This is a short blog post based on the notes I made during this session at the World of Learning Conference in October 2018. It may not be complete or totally accurate – it’s just what I took away.
This session was of particular interest. Not only do I know the speaker, Mike Shaw, a little, but curation is an increasingly important part of my role, so I wanted to see if there were any tips I could pick up to do it better!
Firstly, Mike explained what Curation is: Its about providing resources, not courses and helping people to create their own learning journeys, utilising a wide range of sources. He said that the role of L&D is to provide recommendations, but also encourage people to find their own… this exploration helps to aid the transfer of learning as they’ve invested time in finding and selecting it. Content that is provided on a plate may not always deliver the same levels of engagement.
In terms of HOW to curate, he suggested we follow the 3 S’s: Seek, Sense, Share.
- Seek – Look for content in many places, not just the ‘approved’ ones. Actively seek out views that may be different from your own. Don’t limit yourself to articles and TedTalks – look at you tube, trawl through social medias and consider podcasts. Good content is all around us, we just need to find it!
- Sense – Once found, you have triage this information and sense check it – is it credible? relevant? up to date? biased? Appropriate? (I once found a great video that turned into as religious sermon at the end, and another that was looking perfect until the presenter started swearing). You do need to check everything out! You also need to think about how you will contextualise it – things will need a bit of an intro so people are able to select the most useful resources for them. From experience, this is the element that is most time consuming.
- Share – Finally, you need to share it and publicise it – no-one will use the resources you’ve found if they don’t know they are there! You can do this via an LMS, or via more informal channels such as Slack, Yammer of Facebook groups. With one of my clients, I created a pdf document that provides context, links to the resources and then (crucially) asks people to do something with the information they’ve been provided with: a reflection or self-check question, or a suggested action helps people to learn.

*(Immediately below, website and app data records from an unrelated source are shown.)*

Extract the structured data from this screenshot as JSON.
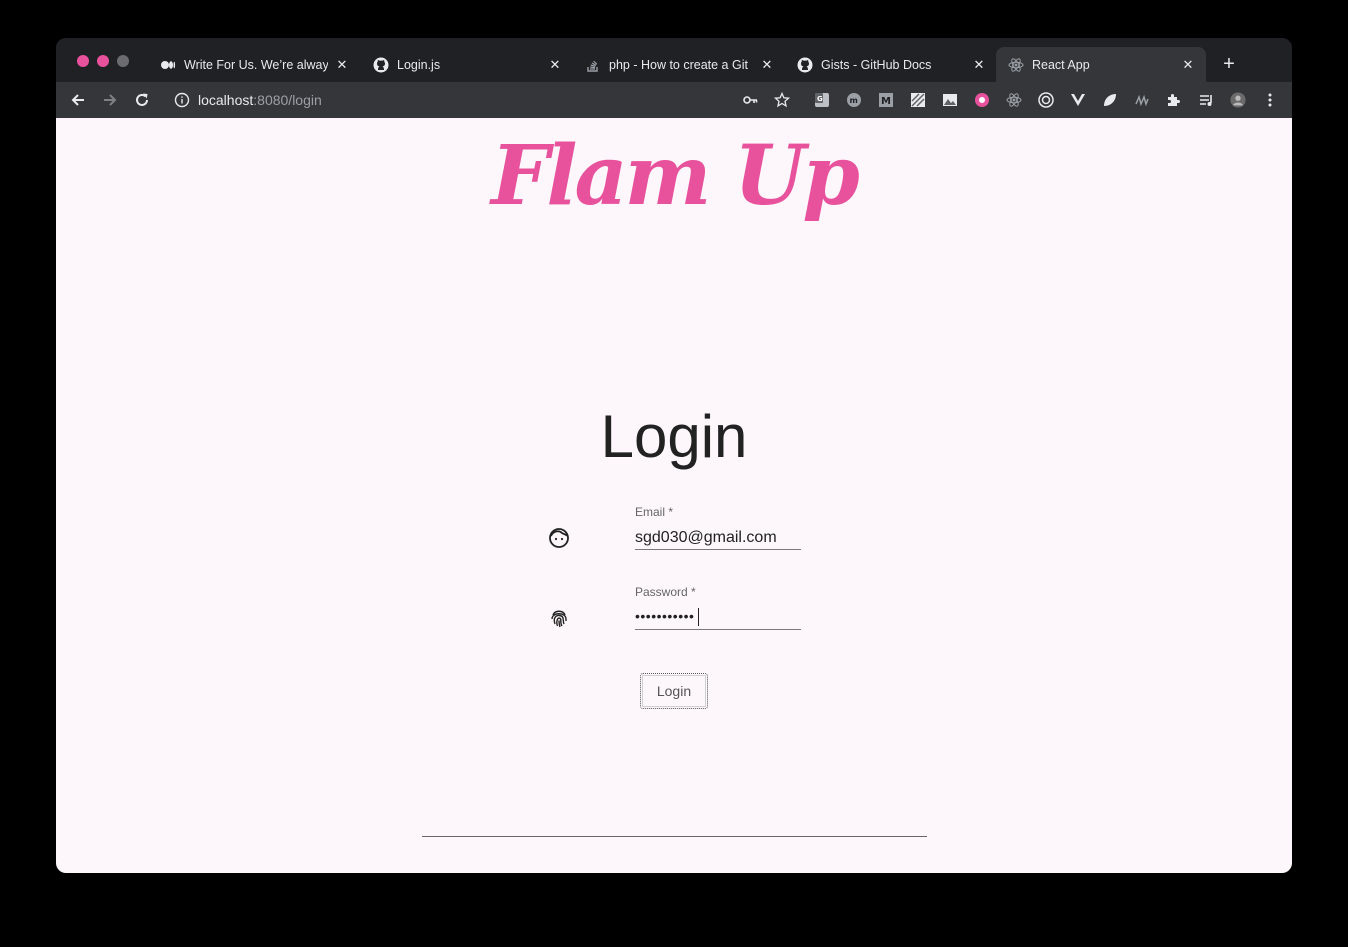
{
  "browser": {
    "tabs": [
      {
        "title": "Write For Us. We’re always",
        "icon": "medium-icon"
      },
      {
        "title": "Login.js",
        "icon": "github-icon"
      },
      {
        "title": "php - How to create a Git",
        "icon": "stackoverflow-icon"
      },
      {
        "title": "Gists - GitHub Docs",
        "icon": "github-icon"
      },
      {
        "title": "React App",
        "icon": "react-icon",
        "active": true
      }
    ],
    "url_host": "localhost",
    "url_rest": ":8080/login",
    "close_glyph": "✕",
    "new_tab_glyph": "+"
  },
  "page": {
    "logo_text": "Flam Up",
    "title": "Login",
    "email": {
      "label": "Email",
      "required_mark": " *",
      "value": "sgd030@gmail.com"
    },
    "password": {
      "label": "Password",
      "required_mark": " *",
      "masked_value": "•••••••••••"
    },
    "login_button": "Login"
  },
  "colors": {
    "brand_pink": "#e8519c",
    "page_background": "#fdf6fa",
    "chrome_dark": "#202124"
  }
}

Mike stressed that curation can be used by EVERYONE in the organisation – it can support social and peer-peer learning, and encourage a learning culture within the organisation. In fact, the more we can encourage people to add useful resources themselves, the more it will be used, and the more responsibility people will take for their own learning.